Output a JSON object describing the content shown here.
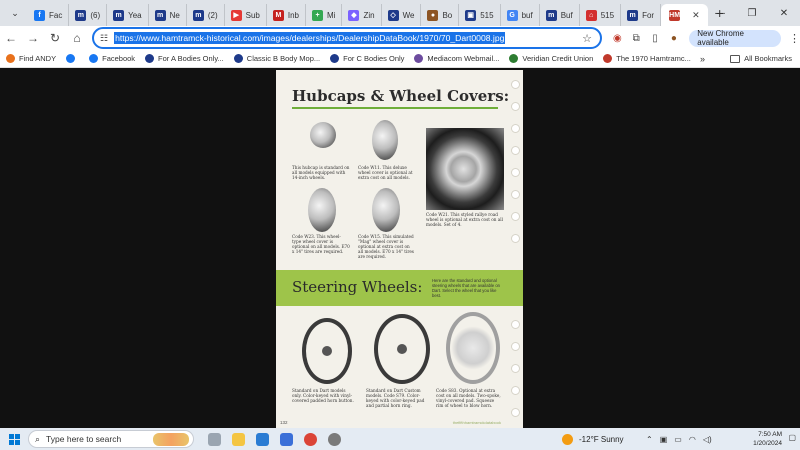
{
  "tabs": [
    {
      "label": "Fac",
      "color": "#1877f2",
      "glyph": "f"
    },
    {
      "label": "(6)",
      "color": "#1e3a8a",
      "glyph": "m"
    },
    {
      "label": "Yea",
      "color": "#1e3a8a",
      "glyph": "m"
    },
    {
      "label": "Ne",
      "color": "#1e3a8a",
      "glyph": "m"
    },
    {
      "label": "(2)",
      "color": "#1e3a8a",
      "glyph": "m"
    },
    {
      "label": "Sub",
      "color": "#e53935",
      "glyph": "▶"
    },
    {
      "label": "Inb",
      "color": "#c5221f",
      "glyph": "M"
    },
    {
      "label": "Mi",
      "color": "#34a853",
      "glyph": "+"
    },
    {
      "label": "Zin",
      "color": "#7b61ff",
      "glyph": "◆"
    },
    {
      "label": "We",
      "color": "#1e3a8a",
      "glyph": "◇"
    },
    {
      "label": "Bo",
      "color": "#8d5524",
      "glyph": "●"
    },
    {
      "label": "515",
      "color": "#1e3a8a",
      "glyph": "▣"
    },
    {
      "label": "buf",
      "color": "#4285f4",
      "glyph": "G"
    },
    {
      "label": "Buf",
      "color": "#1e3a8a",
      "glyph": "m"
    },
    {
      "label": "515",
      "color": "#d32f2f",
      "glyph": "⌂"
    },
    {
      "label": "For",
      "color": "#1e3a8a",
      "glyph": "m"
    }
  ],
  "active_tab": {
    "label": "HM",
    "color": "#c0392b"
  },
  "address": {
    "url": "https://www.hamtramck-historical.com/images/dealerships/DealershipDataBook/1970/70_Dart0008.jpg"
  },
  "chrome_button": "New Chrome available",
  "bookmarks": [
    {
      "label": "Find ANDY",
      "color": "#e8711c"
    },
    {
      "label": "",
      "color": "#1877f2"
    },
    {
      "label": "Facebook",
      "color": "#1877f2"
    },
    {
      "label": "For A Bodies Only...",
      "color": "#1e3a8a"
    },
    {
      "label": "Classic B Body Mop...",
      "color": "#1e3a8a"
    },
    {
      "label": "For C Bodies Only",
      "color": "#1e3a8a"
    },
    {
      "label": "Mediacom Webmail...",
      "color": "#6d4c9f"
    },
    {
      "label": "Veridian Credit Union",
      "color": "#2e7d32"
    },
    {
      "label": "The 1970 Hamtramc...",
      "color": "#c0392b"
    }
  ],
  "bookmarks_more": "»",
  "all_bookmarks": "All Bookmarks",
  "document": {
    "title": "Hubcaps & Wheel Covers:",
    "items": [
      {
        "caption": "This hubcap is standard on all models equipped with 14-inch wheels."
      },
      {
        "caption": "Code W11. This deluxe wheel cover is optional at extra cost on all models."
      },
      {
        "caption": "Code W23. This wheel-type wheel cover is optional on all models. E70 x 14\" tires are required."
      },
      {
        "caption": "Code W15. This simulated \"Mag\" wheel cover is optional at extra cost on all models. E70 x 14\" tires are required."
      }
    ],
    "photo_caption": "Code W21. This styled rallye road wheel is optional at extra cost on all models. Set of 4.",
    "section2_title": "Steering Wheels:",
    "section2_note": "Here are the standard and optional steering wheels that are available on Dart. Select the wheel that you like best.",
    "steering": [
      {
        "caption": "Standard on Dart models only. Color-keyed with vinyl-covered padded horn button."
      },
      {
        "caption": "Standard on Dart Custom models. Code S79. Color-keyed with color-keyed pad and partial horn ring."
      },
      {
        "caption": "Code S83. Optional at extra cost on all models. Two-spoke, vinyl-covered pad. Squeeze rim of wheel to blow horn."
      }
    ],
    "page_number": "132",
    "footer": "thefifthhamtramckdatabook"
  },
  "taskbar": {
    "search_placeholder": "Type here to search",
    "weather": "-12°F  Sunny",
    "time": "7:50 AM",
    "date": "1/20/2024"
  }
}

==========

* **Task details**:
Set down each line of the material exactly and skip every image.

* **Written reply**:
Output a JSON object describing the content shown here.
{
  "tabs": [
    {
      "label": "Fac",
      "color": "#1877f2",
      "glyph": "f"
    },
    {
      "label": "(6)",
      "color": "#1e3a8a",
      "glyph": "m"
    },
    {
      "label": "Yea",
      "color": "#1e3a8a",
      "glyph": "m"
    },
    {
      "label": "Ne",
      "color": "#1e3a8a",
      "glyph": "m"
    },
    {
      "label": "(2)",
      "color": "#1e3a8a",
      "glyph": "m"
    },
    {
      "label": "Sub",
      "color": "#e53935",
      "glyph": "▶"
    },
    {
      "label": "Inb",
      "color": "#c5221f",
      "glyph": "M"
    },
    {
      "label": "Mi",
      "color": "#34a853",
      "glyph": "+"
    },
    {
      "label": "Zin",
      "color": "#7b61ff",
      "glyph": "◆"
    },
    {
      "label": "We",
      "color": "#1e3a8a",
      "glyph": "◇"
    },
    {
      "label": "Bo",
      "color": "#8d5524",
      "glyph": "●"
    },
    {
      "label": "515",
      "color": "#1e3a8a",
      "glyph": "▣"
    },
    {
      "label": "buf",
      "color": "#4285f4",
      "glyph": "G"
    },
    {
      "label": "Buf",
      "color": "#1e3a8a",
      "glyph": "m"
    },
    {
      "label": "515",
      "color": "#d32f2f",
      "glyph": "⌂"
    },
    {
      "label": "For",
      "color": "#1e3a8a",
      "glyph": "m"
    }
  ],
  "active_tab": {
    "label": "HM",
    "color": "#c0392b"
  },
  "address": {
    "url": "https://www.hamtramck-historical.com/images/dealerships/DealershipDataBook/1970/70_Dart0008.jpg"
  },
  "chrome_button": "New Chrome available",
  "bookmarks": [
    {
      "label": "Find ANDY",
      "color": "#e8711c"
    },
    {
      "label": "",
      "color": "#1877f2"
    },
    {
      "label": "Facebook",
      "color": "#1877f2"
    },
    {
      "label": "For A Bodies Only...",
      "color": "#1e3a8a"
    },
    {
      "label": "Classic B Body Mop...",
      "color": "#1e3a8a"
    },
    {
      "label": "For C Bodies Only",
      "color": "#1e3a8a"
    },
    {
      "label": "Mediacom Webmail...",
      "color": "#6d4c9f"
    },
    {
      "label": "Veridian Credit Union",
      "color": "#2e7d32"
    },
    {
      "label": "The 1970 Hamtramc...",
      "color": "#c0392b"
    }
  ],
  "bookmarks_more": "»",
  "all_bookmarks": "All Bookmarks",
  "document": {
    "title": "Hubcaps & Wheel Covers:",
    "items": [
      {
        "caption": "This hubcap is standard on all models equipped with 14-inch wheels."
      },
      {
        "caption": "Code W11. This deluxe wheel cover is optional at extra cost on all models."
      },
      {
        "caption": "Code W23. This wheel-type wheel cover is optional on all models. E70 x 14\" tires are required."
      },
      {
        "caption": "Code W15. This simulated \"Mag\" wheel cover is optional at extra cost on all models. E70 x 14\" tires are required."
      }
    ],
    "photo_caption": "Code W21. This styled rallye road wheel is optional at extra cost on all models. Set of 4.",
    "section2_title": "Steering Wheels:",
    "section2_note": "Here are the standard and optional steering wheels that are available on Dart. Select the wheel that you like best.",
    "steering": [
      {
        "caption": "Standard on Dart models only. Color-keyed with vinyl-covered padded horn button."
      },
      {
        "caption": "Standard on Dart Custom models. Code S79. Color-keyed with color-keyed pad and partial horn ring."
      },
      {
        "caption": "Code S83. Optional at extra cost on all models. Two-spoke, vinyl-covered pad. Squeeze rim of wheel to blow horn."
      }
    ],
    "page_number": "132",
    "footer": "thefifthhamtramckdatabook"
  },
  "taskbar": {
    "search_placeholder": "Type here to search",
    "weather": "-12°F  Sunny",
    "time": "7:50 AM",
    "date": "1/20/2024"
  }
}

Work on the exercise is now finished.